▶ _Data shown_:
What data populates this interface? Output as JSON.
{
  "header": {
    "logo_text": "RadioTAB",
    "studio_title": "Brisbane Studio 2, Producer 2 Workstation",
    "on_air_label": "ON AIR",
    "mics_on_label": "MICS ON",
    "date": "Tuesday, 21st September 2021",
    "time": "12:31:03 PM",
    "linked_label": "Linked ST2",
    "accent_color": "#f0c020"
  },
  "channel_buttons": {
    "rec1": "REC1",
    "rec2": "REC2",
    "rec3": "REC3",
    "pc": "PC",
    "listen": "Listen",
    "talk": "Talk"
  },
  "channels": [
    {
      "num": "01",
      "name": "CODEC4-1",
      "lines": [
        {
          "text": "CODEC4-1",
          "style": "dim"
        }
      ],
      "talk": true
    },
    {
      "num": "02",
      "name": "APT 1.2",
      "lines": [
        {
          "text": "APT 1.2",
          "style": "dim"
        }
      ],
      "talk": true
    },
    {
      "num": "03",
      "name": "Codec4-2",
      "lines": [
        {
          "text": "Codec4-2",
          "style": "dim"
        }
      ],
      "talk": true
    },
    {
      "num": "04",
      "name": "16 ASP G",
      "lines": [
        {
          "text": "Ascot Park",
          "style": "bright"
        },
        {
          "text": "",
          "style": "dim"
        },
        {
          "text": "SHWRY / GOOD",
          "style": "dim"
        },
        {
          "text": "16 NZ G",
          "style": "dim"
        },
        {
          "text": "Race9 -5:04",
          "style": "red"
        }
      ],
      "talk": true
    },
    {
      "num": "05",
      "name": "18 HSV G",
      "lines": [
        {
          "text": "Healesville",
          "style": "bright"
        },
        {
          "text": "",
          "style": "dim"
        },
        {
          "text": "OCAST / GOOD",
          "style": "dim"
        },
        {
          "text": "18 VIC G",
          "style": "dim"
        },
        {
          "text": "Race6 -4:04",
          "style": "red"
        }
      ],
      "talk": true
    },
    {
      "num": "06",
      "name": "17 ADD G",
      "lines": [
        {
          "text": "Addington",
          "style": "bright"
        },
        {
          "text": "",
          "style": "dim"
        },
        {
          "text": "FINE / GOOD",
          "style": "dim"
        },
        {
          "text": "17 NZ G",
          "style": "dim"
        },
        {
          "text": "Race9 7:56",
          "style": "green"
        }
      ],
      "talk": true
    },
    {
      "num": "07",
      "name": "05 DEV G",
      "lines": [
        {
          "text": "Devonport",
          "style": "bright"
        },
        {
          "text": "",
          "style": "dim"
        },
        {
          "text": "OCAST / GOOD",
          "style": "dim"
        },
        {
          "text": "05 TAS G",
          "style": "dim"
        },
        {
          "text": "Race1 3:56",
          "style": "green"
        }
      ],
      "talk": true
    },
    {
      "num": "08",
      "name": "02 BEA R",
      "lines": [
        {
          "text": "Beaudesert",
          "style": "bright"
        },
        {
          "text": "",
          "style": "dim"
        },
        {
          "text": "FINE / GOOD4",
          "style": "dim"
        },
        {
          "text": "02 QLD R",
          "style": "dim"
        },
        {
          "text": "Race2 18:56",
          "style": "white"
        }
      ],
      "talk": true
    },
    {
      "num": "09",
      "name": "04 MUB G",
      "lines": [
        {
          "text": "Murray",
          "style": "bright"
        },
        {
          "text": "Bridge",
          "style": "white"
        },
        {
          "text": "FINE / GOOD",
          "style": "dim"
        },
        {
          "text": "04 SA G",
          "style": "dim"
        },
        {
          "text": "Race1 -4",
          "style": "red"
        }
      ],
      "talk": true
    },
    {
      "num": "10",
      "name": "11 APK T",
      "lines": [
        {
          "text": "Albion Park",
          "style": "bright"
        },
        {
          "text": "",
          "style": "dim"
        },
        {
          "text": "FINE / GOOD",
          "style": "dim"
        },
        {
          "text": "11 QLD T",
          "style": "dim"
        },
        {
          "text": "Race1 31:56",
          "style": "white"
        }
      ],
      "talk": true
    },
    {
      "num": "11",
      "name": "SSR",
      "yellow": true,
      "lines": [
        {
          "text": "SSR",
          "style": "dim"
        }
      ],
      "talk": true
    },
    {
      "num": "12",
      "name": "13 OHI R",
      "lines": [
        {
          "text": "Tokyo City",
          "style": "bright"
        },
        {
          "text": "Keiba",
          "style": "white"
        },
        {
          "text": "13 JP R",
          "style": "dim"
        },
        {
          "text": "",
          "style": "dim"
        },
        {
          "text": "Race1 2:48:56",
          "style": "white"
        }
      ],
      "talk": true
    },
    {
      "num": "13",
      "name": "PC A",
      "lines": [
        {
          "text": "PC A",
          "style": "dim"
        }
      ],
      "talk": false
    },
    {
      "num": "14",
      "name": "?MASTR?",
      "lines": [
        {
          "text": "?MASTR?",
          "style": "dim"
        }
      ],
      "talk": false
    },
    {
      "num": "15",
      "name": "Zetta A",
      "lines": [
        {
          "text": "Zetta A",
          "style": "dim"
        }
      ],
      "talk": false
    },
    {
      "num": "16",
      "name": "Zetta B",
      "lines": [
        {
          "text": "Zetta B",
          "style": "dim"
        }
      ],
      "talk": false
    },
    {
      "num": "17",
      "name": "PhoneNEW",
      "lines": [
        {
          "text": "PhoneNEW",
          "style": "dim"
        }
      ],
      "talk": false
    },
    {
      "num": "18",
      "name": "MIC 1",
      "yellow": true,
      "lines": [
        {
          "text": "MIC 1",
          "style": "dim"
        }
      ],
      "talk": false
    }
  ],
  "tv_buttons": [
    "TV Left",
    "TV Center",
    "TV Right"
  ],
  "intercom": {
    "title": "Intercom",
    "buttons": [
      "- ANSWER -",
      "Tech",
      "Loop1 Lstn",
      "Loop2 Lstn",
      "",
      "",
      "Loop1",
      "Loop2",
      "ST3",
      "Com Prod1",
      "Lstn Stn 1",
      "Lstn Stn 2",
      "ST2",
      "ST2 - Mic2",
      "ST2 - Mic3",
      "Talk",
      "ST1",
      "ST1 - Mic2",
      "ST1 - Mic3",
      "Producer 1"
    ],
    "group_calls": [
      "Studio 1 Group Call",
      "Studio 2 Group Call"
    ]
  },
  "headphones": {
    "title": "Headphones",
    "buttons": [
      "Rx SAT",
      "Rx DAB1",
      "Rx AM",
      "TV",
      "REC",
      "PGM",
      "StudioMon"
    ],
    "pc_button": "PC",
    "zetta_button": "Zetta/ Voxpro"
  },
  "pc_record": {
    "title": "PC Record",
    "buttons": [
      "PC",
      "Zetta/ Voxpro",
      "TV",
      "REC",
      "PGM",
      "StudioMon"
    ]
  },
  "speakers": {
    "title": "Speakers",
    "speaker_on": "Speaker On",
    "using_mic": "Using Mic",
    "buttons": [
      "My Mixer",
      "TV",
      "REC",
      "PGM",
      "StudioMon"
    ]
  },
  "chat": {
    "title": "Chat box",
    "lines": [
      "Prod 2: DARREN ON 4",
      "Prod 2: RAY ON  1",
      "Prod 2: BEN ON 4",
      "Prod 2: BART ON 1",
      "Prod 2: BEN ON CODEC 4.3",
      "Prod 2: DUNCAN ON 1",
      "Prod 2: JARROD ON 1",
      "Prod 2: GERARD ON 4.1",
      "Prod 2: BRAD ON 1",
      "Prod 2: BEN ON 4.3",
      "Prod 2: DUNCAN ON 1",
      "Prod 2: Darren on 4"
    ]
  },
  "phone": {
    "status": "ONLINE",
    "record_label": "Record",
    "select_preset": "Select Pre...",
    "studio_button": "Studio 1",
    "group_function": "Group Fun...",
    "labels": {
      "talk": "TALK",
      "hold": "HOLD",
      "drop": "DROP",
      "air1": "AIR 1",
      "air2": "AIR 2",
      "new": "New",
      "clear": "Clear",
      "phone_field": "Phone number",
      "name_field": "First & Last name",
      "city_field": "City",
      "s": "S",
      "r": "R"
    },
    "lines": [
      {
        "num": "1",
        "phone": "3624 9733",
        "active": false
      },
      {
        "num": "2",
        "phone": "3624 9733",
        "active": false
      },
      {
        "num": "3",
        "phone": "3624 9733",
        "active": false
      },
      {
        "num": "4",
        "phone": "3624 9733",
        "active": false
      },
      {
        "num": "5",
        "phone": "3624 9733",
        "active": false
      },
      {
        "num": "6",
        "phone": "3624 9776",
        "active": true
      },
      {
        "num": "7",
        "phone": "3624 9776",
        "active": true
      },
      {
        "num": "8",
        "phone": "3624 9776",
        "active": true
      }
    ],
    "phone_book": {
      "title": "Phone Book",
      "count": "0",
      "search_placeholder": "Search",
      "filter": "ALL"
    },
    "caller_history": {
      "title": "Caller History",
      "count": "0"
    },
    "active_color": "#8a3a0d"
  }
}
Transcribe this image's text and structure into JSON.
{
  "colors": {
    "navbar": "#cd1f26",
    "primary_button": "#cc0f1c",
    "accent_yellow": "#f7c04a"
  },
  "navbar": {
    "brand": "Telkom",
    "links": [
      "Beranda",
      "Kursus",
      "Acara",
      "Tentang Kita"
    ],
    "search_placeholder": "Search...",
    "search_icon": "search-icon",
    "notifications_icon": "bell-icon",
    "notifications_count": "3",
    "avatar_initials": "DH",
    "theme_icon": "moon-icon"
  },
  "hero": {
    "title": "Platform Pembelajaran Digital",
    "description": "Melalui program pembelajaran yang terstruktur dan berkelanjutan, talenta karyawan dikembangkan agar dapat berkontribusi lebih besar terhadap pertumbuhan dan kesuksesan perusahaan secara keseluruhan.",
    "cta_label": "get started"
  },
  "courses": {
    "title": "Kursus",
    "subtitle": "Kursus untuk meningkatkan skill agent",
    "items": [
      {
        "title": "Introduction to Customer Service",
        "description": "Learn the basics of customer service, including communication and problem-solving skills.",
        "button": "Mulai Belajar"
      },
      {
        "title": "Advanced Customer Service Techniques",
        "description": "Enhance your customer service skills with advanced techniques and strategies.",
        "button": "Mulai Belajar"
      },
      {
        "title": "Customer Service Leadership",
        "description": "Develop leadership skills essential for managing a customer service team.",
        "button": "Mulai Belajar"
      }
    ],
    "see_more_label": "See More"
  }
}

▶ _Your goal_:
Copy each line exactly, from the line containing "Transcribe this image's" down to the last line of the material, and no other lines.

▶ _Written answer_:
Transcribe this image's text and structure into JSON.
{
  "colors": {
    "navbar": "#cd1f26",
    "primary_button": "#cc0f1c",
    "accent_yellow": "#f7c04a"
  },
  "navbar": {
    "brand": "Telkom",
    "links": [
      "Beranda",
      "Kursus",
      "Acara",
      "Tentang Kita"
    ],
    "search_placeholder": "Search...",
    "search_icon": "search-icon",
    "notifications_icon": "bell-icon",
    "notifications_count": "3",
    "avatar_initials": "DH",
    "theme_icon": "moon-icon"
  },
  "hero": {
    "title": "Platform Pembelajaran Digital",
    "description": "Melalui program pembelajaran yang terstruktur dan berkelanjutan, talenta karyawan dikembangkan agar dapat berkontribusi lebih besar terhadap pertumbuhan dan kesuksesan perusahaan secara keseluruhan.",
    "cta_label": "get started"
  },
  "courses": {
    "title": "Kursus",
    "subtitle": "Kursus untuk meningkatkan skill agent",
    "items": [
      {
        "title": "Introduction to Customer Service",
        "description": "Learn the basics of customer service, including communication and problem-solving skills.",
        "button": "Mulai Belajar"
      },
      {
        "title": "Advanced Customer Service Techniques",
        "description": "Enhance your customer service skills with advanced techniques and strategies.",
        "button": "Mulai Belajar"
      },
      {
        "title": "Customer Service Leadership",
        "description": "Develop leadership skills essential for managing a customer service team.",
        "button": "Mulai Belajar"
      }
    ],
    "see_more_label": "See More"
  }
}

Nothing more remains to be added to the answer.